◆ **Activity**:
Only the lines holding "data" are wanted; find them in the listing and return each one.

* * * * *

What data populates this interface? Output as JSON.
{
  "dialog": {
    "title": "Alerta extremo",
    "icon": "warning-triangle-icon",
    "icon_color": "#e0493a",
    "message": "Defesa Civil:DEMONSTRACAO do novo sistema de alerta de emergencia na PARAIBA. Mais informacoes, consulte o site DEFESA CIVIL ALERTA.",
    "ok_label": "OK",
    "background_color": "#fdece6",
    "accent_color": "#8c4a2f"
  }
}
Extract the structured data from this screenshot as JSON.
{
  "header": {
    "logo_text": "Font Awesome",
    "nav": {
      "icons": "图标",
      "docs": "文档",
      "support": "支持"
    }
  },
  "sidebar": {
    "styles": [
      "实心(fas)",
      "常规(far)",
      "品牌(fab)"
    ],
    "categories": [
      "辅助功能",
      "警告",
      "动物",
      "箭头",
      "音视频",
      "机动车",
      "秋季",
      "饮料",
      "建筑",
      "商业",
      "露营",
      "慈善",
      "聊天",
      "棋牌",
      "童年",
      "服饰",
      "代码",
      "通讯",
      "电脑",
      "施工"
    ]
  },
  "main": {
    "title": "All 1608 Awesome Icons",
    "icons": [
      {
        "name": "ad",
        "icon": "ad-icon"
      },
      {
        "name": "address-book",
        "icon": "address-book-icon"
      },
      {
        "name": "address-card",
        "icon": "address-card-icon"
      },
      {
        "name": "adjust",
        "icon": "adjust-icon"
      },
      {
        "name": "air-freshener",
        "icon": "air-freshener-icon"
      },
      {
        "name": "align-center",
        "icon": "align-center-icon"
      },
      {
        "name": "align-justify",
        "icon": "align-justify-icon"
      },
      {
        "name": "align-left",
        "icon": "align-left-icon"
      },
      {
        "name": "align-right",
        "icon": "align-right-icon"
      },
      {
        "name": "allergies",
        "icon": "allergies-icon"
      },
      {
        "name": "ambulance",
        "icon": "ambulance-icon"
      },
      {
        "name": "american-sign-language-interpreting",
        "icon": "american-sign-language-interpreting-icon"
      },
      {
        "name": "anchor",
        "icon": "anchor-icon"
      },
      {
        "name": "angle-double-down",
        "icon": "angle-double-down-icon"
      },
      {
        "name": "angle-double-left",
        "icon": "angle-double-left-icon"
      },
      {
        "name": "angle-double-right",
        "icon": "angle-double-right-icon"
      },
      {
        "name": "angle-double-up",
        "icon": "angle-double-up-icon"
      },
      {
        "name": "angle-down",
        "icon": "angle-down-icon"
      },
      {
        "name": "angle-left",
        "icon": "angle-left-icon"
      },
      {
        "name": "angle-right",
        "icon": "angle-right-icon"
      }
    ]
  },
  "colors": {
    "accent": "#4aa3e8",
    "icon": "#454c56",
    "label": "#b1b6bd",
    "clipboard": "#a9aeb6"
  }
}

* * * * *

◆ **Output of the task**:
What data populates this interface? Output as JSON.
Extract the structured data from this screenshot as JSON.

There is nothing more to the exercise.